We are spoon fed a dream growing up in America that is akin to a grandiose fairy tale. We are programmed to believe that the corporate ladder is there to be climbed — and if we sweat and bleed enough, one day we will reach the top of it victorious. It is ingrained in us that the path to reach the top of the highest mountain is to buckle down and study, avoid excessive idle time and make sure to pad our academic resumes with lots and lots of meaningful extracurricular activities. This surely would prove to colleges and universities that we were not only smart but well-rounded.
Like most people my age, when I was growing up during the 1980s, I wanted to be important. Despite being bright, I didn’t do very well in high school. I was instructed by a variety of teachers who barely graduated from a state school (where they majored in gymnastics and minored in beer pong). My high school formative years were forged at a school that focused on football and athletics more than mathematics and literature; these same boobs were given the challenge of teaching us subjects like calculus and trigonometry…when all they were truly qualified to teach was field hockey and dodge ball.
Subsequently, I skated through my classes and somehow ended up a high school graduate. Too afraid to fail the SAT exam I opted for an open enrollment college to study film and theatre. My family was supportive as they always were with my creative pursuits. I did exceptionally well in all my courses in college and graduated with top honors and the hope that my creative pursuits were more than just a pipe dream.
I watched many of my high school colleagues chase the classic American dream path by pursuing law and medical degrees and I am honestly proud of their accomplishments and achievements. I myself considered college an intellectual playground that expanded my consciousness and awareness; it helped foster an appreciation for my fellow human beings regardless of race, creed, gender or sexual orientation. I used my college education to strengthen my communication and presentation skills; I became a more eloquent and persuasive person in both professional and personal circumstances.

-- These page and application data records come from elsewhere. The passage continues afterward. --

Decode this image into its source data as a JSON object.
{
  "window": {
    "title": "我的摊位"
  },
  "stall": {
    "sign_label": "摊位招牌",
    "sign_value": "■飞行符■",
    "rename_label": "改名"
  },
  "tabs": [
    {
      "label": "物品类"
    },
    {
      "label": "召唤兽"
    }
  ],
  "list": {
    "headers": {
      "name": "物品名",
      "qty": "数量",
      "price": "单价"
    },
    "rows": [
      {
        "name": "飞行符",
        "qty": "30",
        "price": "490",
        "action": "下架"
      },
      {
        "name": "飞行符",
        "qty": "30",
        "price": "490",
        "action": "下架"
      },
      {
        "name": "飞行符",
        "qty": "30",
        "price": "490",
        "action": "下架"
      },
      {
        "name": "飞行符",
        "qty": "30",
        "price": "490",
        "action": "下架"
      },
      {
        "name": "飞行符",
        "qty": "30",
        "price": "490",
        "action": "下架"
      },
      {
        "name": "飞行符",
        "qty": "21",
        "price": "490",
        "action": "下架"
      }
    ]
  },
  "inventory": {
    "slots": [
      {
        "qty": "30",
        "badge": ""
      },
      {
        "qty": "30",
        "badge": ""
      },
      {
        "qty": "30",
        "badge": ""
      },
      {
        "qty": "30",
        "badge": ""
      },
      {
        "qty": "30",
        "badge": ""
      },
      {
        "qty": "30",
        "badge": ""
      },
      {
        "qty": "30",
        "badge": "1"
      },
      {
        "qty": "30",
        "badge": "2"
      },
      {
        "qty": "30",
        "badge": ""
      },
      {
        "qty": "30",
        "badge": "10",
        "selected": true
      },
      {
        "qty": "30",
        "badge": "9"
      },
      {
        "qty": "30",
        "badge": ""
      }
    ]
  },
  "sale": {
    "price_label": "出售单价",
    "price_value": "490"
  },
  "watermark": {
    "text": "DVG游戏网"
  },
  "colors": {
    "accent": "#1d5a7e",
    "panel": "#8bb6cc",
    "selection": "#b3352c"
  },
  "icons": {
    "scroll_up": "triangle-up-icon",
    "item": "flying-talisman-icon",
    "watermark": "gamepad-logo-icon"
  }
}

Yet I wonder now, after looking back at all the fun I had, if it was fiscally really worth it.
How much does the American dream cost us? — whether we take the straight path of a law or medical career, or something more ambitious like film and acting work? Regardless of your chosen profession, let’s face it – in today’s economy jobs are scarce and the jobs that are available often pay nearly half of what they paid ten years ago. Additionally, there are far more candidates to compete with now than there once were. On top of all these factors is the fact that many college students take out an absurd amount of student loans from the government and private lenders. This student loan debt hangs over the heads of many of our currently working citizens like grim death. Not only do we need to scrape and survive, in a sort of bizarre ‘Lord of the flies’-like professional environment, we also have to worry about paying off debts well beyond our current means.
The best thing we can do is wake up from this American dream and splash some ice cold water onto our faces. We need to realize that much of what we were promised is not real. We make our own destiny in this country — that is one of the things I love about it. However, I have come to loathe the promise we were given that if you work hard, study hard and don’t play too hard, then all your dreams will come true. It’s simply not the truth in our country today. In convincing us that this was the formula to guaranteed success, they informed us all we needed to do was just sign our names on the student loan application and we’ll be set for life. We need to amend the ‘hard work equals success’ motto for the generations to come; the thing we need to teach our children is that they should give it their all, but that nothing is promised to them.
The American dream was a nice idea, but we must make our own fate to create a better American reality. College is not for everyone; I say this not to imply that some people are book smart while others just street smart. I say this because, regardless of your academic prowess, you can sometimes learn more by graduating high school and committing to a full time entry-level job, than all the expensive college coursework in the world can teach you. You also can save money rather than collect debt by immediately entering into the work force. If you love film and acting then you can audition for student films and go to casting calls. You can also learn a variety of trades for free; some will even pay for you for studying them. Jobs may be scarce, in fact in some parts of the country they are a very rare and competitive commodity. But with hard work and determination it’s less of a risk presenting yourself as a candidate to a limited pool of jobs than ending up in the same job market but also hopelessly in debt.
Unless you have some sort of amazing free ride scholarship to a four-year college, most college pursuits are fun and enriching but are they truly worth a lifetime of debt? What about debt forgiveness then? Would this be the appropriate action for our government to take? It would indeed be the fairest thing to do for former students from all walks of life who are now struggling to re-pay massive education debt and still feed their families and keep a roof over their heads.
It is essential that we systematically forgive student loan debt. The paradigm must shift and we must awaken from this misty-eyed slumber. Student loan debt forgiveness would give Americans a great sigh of relief and a fresh perspective on life — it might even renew trust in the government for some.
I live with zero regrets. Life is the best teacher you can ever ask for. In the end we are all responsible for replacing the concept of the ‘The American Dream’.